> [WORK TO COMPLETE]:
No pictures should appear in the copy; otherwise retype the entries exactly.
• • • • •
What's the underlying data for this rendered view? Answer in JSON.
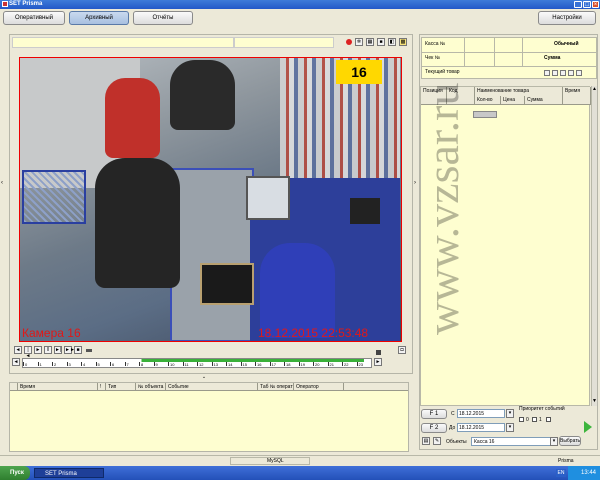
{
  "window": {
    "title": "SET Prisma"
  },
  "toolbar": {
    "tab_operative": "Оперативный",
    "tab_archive": "Архивный",
    "tab_reports": "Отчёты",
    "settings": "Настройки"
  },
  "video": {
    "camera_label": "Камера 16",
    "timestamp": "18.12.2015 22:53:48"
  },
  "timeline": {
    "ticks": [
      "0",
      "1",
      "2",
      "3",
      "4",
      "5",
      "6",
      "7",
      "8",
      "9",
      "10",
      "11",
      "12",
      "13",
      "14",
      "15",
      "16",
      "17",
      "18",
      "19",
      "20",
      "21",
      "22",
      "23"
    ]
  },
  "events_table": {
    "columns": [
      "Время",
      "!",
      "Тип",
      "№ объекта",
      "Событие",
      "Таб № операт",
      "Оператор"
    ]
  },
  "receipt": {
    "kassa_label": "Касса №",
    "check_label": "Чек №",
    "current_item_label": "Текущий товар",
    "type_value": "Обычный",
    "sum_label": "Сумма"
  },
  "items_table": {
    "col_position": "Позиция",
    "col_code": "Код",
    "col_name": "Наименование товара",
    "col_time": "Время",
    "col_qty": "Кол-во",
    "col_price": "Цена",
    "col_sum": "Сумма"
  },
  "filters": {
    "f1": "F 1",
    "f2": "F 2",
    "from_label": "С",
    "to_label": "До",
    "from_date": "18.12.2015",
    "to_date": "18.12.2015",
    "priority_label": "Приоритет событий",
    "prio_0": "0",
    "prio_1": "1",
    "objects_label": "Объекты",
    "objects_value": "Касса 16",
    "select_btn": "Выбрать"
  },
  "statusbar": {
    "db": "MySQL",
    "app": "Prisma"
  },
  "taskbar": {
    "start": "Пуск",
    "task": "SET Prisma",
    "clock": "13:44",
    "lang": "EN"
  },
  "watermark": "www.vzsar.ru"
}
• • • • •
> [SOLUTION FOR THIS TASK]:
What's the underlying data for this rendered view? Answer in JSON.
{
  "window": {
    "title": "SET Prisma"
  },
  "toolbar": {
    "tab_operative": "Оперативный",
    "tab_archive": "Архивный",
    "tab_reports": "Отчёты",
    "settings": "Настройки"
  },
  "video": {
    "camera_label": "Камера 16",
    "timestamp": "18.12.2015 22:53:48"
  },
  "timeline": {
    "ticks": [
      "0",
      "1",
      "2",
      "3",
      "4",
      "5",
      "6",
      "7",
      "8",
      "9",
      "10",
      "11",
      "12",
      "13",
      "14",
      "15",
      "16",
      "17",
      "18",
      "19",
      "20",
      "21",
      "22",
      "23"
    ]
  },
  "events_table": {
    "columns": [
      "Время",
      "!",
      "Тип",
      "№ объекта",
      "Событие",
      "Таб № операт",
      "Оператор"
    ]
  },
  "receipt": {
    "kassa_label": "Касса №",
    "check_label": "Чек №",
    "current_item_label": "Текущий товар",
    "type_value": "Обычный",
    "sum_label": "Сумма"
  },
  "items_table": {
    "col_position": "Позиция",
    "col_code": "Код",
    "col_name": "Наименование товара",
    "col_time": "Время",
    "col_qty": "Кол-во",
    "col_price": "Цена",
    "col_sum": "Сумма"
  },
  "filters": {
    "f1": "F 1",
    "f2": "F 2",
    "from_label": "С",
    "to_label": "До",
    "from_date": "18.12.2015",
    "to_date": "18.12.2015",
    "priority_label": "Приоритет событий",
    "prio_0": "0",
    "prio_1": "1",
    "objects_label": "Объекты",
    "objects_value": "Касса 16",
    "select_btn": "Выбрать"
  },
  "statusbar": {
    "db": "MySQL",
    "app": "Prisma"
  },
  "taskbar": {
    "start": "Пуск",
    "task": "SET Prisma",
    "clock": "13:44",
    "lang": "EN"
  },
  "watermark": "www.vzsar.ru"
}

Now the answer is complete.